INDIANAPOLIS (WISH) WISH-TV is celebrating Indiana’s Bicentennial with one of its most well known and revered artists, Theodore Clement Steele or TC as he is known.
Steele died in 1926, his home, his studio and dozens of his best known paintings are on display in Brown County. All of it a gift from his widow, who made sure, Steele’s work is never forgotten.
It sits on 211 acres just outside Nashville Indiana. The land, the gardens, the home, the studio that Indiana artist TC Steele and his wife Selma developed, nourished and cherished. Preserved as it was when it was willed to the state of Indiana by Steele’s widow Selma in 1945, it is a state historic site open to anyone who wants to get a glimpse of Steele’s Indiana.
In the will, Selma said that not a single acre of the property can be sold or developed. The Steele home, built in 1907, is known as the House of the Singing Winds. It got it’s name from the special windows that were installed in the front sleeping porch as a way to keep cool during hot Hoosier summer nights.
The wind would come whipping up the hill the house sits on. It would vibrate the metal screens, and it had a distinct humming sound like music. There are 350 TC Steele paintings at the home site, and Selma’s will forbids any of them from being sold either. And she stipulated the house must remain intact as it was when she gave it to the state.
“He and the artists of his generation were really the first artist that Indiana had coming out of that frontier era. They were the ones that sort of laid the foundations for Indiana art,” said Andrea deTarnowsky the property manager of the Steele historic site.
One of Steele’s passions was landscapes.
“In his early years, Steele was associated with four other artists known together as the Hoosier group. They were a distinct regional school of landscape majors,” says deTarnowsky.

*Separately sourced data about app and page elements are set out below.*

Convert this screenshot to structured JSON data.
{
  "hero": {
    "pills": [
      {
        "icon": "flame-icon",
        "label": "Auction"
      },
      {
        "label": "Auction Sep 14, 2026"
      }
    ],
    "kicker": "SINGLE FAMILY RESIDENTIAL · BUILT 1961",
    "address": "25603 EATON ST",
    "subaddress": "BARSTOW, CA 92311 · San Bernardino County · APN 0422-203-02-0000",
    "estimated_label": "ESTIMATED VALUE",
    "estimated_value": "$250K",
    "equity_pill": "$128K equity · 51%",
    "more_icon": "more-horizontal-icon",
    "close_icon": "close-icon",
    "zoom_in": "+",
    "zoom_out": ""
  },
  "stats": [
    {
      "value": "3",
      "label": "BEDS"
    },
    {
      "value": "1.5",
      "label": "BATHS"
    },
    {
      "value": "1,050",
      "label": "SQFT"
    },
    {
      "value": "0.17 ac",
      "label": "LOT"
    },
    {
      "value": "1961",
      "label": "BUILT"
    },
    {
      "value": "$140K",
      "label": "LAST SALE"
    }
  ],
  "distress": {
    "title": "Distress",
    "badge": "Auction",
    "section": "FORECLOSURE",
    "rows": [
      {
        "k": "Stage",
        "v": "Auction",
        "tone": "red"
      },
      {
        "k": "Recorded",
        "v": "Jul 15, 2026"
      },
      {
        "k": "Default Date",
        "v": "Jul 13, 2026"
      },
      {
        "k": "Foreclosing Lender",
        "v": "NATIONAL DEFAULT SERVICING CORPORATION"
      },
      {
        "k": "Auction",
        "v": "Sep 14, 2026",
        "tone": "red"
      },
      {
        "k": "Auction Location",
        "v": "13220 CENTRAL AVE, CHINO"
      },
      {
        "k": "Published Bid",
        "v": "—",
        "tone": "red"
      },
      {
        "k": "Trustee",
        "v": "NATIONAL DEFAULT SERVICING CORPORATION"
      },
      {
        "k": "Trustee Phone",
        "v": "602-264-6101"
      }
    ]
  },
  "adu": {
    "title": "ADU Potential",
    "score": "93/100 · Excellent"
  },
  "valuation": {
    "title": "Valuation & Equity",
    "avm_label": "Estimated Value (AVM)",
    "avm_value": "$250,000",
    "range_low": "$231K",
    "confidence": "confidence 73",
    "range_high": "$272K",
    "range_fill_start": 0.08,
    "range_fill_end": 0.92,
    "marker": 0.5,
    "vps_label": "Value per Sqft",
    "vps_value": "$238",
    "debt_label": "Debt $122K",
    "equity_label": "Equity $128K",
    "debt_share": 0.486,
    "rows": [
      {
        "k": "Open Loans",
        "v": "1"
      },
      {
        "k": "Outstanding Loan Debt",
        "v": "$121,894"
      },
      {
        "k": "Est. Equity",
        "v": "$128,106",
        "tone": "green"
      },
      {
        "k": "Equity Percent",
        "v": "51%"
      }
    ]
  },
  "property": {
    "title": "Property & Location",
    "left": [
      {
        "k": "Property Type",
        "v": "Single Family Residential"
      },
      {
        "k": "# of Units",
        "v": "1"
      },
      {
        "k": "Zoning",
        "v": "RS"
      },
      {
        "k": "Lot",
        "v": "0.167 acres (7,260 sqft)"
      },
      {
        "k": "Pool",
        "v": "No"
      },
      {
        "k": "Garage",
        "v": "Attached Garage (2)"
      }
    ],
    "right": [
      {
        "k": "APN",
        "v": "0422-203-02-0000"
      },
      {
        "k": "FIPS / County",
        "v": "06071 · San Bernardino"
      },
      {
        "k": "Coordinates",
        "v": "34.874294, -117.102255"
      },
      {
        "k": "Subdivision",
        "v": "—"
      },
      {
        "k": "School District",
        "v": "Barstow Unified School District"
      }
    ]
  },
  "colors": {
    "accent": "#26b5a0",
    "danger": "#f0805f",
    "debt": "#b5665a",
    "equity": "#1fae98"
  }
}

While landscapes are what Steele is known for now, in his day, he was just as well known for painting portraits.
“Portraits were how he made his living. Portraits were bread and butter. And in fact, today he’s so closely linked with landscape painting, a lot of people overlook his portraiture,” says deTarnowsky.
If you head to the T.C. Steele Historic Site near Nashville you can see both portraits and landscapes. It’s a glimpse into the world of early Indiana. A world Steele loved to paint on the Brown County property he first found in 1906 while hiking with a friend. You can see it in the painting that is the most reproduced of all his works. It’s called Selma in the garden.
Says a tour guide at the house, “People are drawn to it because of the garden scene and because Selma is visible working in the garden. It’s also in front of the historic house of the singing winds,” said a tour guide at the Steele home.
Steele’s home can still be toured today. The T.C. Steele Historic Site is open Tuesday through Saturday from 9 a.m. -5 p.m., and Sunday from 1 – 5 p.m. It is closed Mondays and some holidays.